As soon as his ban ended in September 1996 George with David O’Leary as his assistant became manager of Leeds United. Ironically the club where one of George’s illustrious predecessors at Arsenal the great Herbert Chapman was once banned from football for financial irregularities many years before. In his second season George steered Leeds to a UEFA Cup place.
In October 1998, George made the controversial move to manage our bitter rivals Tottenham, with Theo Foley as his assistant. He managed to do what not many Spurs managers have achieved in the last 20 years and won silverware. Spurs lifted the League Cup in 1999 and he got Tottenham into the EUFA Cup. However, despite this he was sacked in on 16th March 2001. He never really stood a chance of being accepted at White Hart Lane being an ex-Arsenal player and manager. George has not managed since. For many Arsenal fans the Rune Hague affair and managing Tottenham has tarnished his legacy at Arsenal.
I could never dislike George who did so much for us and gave me some of my best memories as an Arsenal supporter. I hated it when the Arsenal fans used to sing about George Graham’s mother being a whore. George had to earn a living from the game in the best way he could. George had 17 months out the game and had huge legal debts to clear. Although he earned good money back then it nothing like the £8 million a year that Arsene Wenger was on. Whether you believe George’s version of events or not. There is no doubt in my mind that he was made a scapegoat. That the authorities wanted to make an example of him and put massive pressure on Arsenal to do what they did.
I also think the press portrayed George’s Arsenal unfairly as boring and negative. People forget that his team outscored the media darlings Liverpool in 1988-89 to win the Title on goals scored. Arsenal played some sensational football on the way to the two titles under George and although I was disappointed with him at the time, when he was sacked and when he became manager of Tottenham. I will be forever grateful for what George did for Arsenal Football Club. He put us back at the summit of English football at a time when we were going nowhere. He made the players proud to wear the shirt and represent our great club. He remains the only man to win all three domestic trophies as both a player and a manager. The media often talk about how Alex Ferguson’s Manchester United side knocked Liverpool off their perch at the top of the English game. However, it was George Graham’s Arsenal that saw Liverpool off.
George Graham is Arsenal through and through. His study is like a shrine to Arsenal. Bookshelves stacked with just about every book ever written about the club and photos of his glory days at The Arsenal adorn the walls.
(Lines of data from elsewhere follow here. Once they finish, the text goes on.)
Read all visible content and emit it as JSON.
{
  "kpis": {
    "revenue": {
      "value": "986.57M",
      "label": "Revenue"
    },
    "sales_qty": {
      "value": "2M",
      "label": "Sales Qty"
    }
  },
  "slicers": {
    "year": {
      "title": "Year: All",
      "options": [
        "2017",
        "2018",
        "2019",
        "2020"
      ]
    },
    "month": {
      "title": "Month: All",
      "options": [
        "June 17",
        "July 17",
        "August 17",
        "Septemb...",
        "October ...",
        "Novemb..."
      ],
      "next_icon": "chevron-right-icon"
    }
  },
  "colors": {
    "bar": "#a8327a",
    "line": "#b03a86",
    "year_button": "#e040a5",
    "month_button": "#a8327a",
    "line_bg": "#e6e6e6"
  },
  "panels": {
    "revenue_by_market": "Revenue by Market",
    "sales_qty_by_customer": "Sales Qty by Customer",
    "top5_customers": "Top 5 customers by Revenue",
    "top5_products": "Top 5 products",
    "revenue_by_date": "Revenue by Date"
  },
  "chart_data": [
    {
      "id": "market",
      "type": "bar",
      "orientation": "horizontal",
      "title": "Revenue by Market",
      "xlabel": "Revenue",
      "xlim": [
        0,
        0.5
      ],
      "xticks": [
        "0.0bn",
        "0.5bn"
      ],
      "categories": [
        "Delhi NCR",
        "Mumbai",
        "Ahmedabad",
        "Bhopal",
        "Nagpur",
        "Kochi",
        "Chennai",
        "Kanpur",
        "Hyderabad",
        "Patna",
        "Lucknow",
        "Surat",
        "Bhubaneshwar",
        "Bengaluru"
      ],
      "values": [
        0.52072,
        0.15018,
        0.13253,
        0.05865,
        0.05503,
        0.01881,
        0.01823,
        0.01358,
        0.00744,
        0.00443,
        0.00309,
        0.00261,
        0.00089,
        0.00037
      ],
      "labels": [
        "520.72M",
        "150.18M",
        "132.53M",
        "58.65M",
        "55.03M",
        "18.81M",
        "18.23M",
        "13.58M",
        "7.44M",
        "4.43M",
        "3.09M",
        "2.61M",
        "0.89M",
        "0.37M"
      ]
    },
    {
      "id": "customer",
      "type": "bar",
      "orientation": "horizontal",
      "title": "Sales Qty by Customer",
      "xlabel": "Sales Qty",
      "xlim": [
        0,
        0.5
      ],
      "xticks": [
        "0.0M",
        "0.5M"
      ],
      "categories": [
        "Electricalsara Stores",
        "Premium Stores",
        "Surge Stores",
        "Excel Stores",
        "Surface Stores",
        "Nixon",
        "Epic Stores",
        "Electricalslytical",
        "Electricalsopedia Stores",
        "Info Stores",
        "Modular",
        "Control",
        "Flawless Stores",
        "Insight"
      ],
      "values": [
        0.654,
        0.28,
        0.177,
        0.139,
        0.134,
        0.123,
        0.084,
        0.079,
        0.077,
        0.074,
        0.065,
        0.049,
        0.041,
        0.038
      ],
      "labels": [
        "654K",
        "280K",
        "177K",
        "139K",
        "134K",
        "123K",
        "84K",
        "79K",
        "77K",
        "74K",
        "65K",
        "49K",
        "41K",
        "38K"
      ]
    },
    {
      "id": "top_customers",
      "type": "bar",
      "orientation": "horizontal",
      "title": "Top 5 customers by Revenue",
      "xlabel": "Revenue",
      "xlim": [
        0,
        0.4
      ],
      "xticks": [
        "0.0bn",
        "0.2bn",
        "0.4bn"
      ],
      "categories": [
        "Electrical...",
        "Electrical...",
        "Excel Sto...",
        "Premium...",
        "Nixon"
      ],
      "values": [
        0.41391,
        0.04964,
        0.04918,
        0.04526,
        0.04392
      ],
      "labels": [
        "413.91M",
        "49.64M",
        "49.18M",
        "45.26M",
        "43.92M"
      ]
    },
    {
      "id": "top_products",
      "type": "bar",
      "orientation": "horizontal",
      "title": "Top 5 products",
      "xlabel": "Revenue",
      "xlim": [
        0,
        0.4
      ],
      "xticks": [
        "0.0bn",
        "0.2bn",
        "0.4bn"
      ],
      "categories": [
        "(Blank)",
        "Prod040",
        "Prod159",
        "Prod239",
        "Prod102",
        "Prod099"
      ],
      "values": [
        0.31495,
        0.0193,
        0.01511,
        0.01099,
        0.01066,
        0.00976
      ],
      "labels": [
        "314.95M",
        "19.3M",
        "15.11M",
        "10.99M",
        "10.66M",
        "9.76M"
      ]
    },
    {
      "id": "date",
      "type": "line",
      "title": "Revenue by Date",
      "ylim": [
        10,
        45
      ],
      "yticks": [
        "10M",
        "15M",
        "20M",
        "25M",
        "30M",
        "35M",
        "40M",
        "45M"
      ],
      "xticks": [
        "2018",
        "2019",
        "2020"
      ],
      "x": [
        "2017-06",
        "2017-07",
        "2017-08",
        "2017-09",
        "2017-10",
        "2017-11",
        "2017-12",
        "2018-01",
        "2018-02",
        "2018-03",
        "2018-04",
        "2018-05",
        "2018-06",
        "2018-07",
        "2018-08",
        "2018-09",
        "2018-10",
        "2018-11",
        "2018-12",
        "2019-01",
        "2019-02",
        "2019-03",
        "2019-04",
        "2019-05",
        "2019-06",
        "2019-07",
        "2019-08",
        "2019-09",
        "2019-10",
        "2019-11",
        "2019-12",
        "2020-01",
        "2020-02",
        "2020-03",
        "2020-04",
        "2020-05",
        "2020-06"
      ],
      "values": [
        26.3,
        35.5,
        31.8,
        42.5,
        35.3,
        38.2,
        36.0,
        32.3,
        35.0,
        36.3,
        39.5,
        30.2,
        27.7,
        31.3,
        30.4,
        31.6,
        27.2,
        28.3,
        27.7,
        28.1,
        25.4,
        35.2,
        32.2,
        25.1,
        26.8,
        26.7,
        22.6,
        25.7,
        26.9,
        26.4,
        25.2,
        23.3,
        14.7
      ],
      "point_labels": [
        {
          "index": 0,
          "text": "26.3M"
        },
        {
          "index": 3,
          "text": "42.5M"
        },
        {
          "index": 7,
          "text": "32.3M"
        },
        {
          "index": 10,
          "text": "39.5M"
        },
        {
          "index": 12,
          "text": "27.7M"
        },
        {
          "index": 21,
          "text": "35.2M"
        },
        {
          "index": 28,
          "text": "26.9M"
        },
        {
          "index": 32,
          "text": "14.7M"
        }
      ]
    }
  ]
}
I will always love what George did for us and he may well have ended up getting some compensation from Arsenal after all, if he still owns his 32 shares in the club, as they would be worth £1,184,000 in today’s market!
As always thanks for reading, it has been a bit of an epic! Until the next trip down memory lane.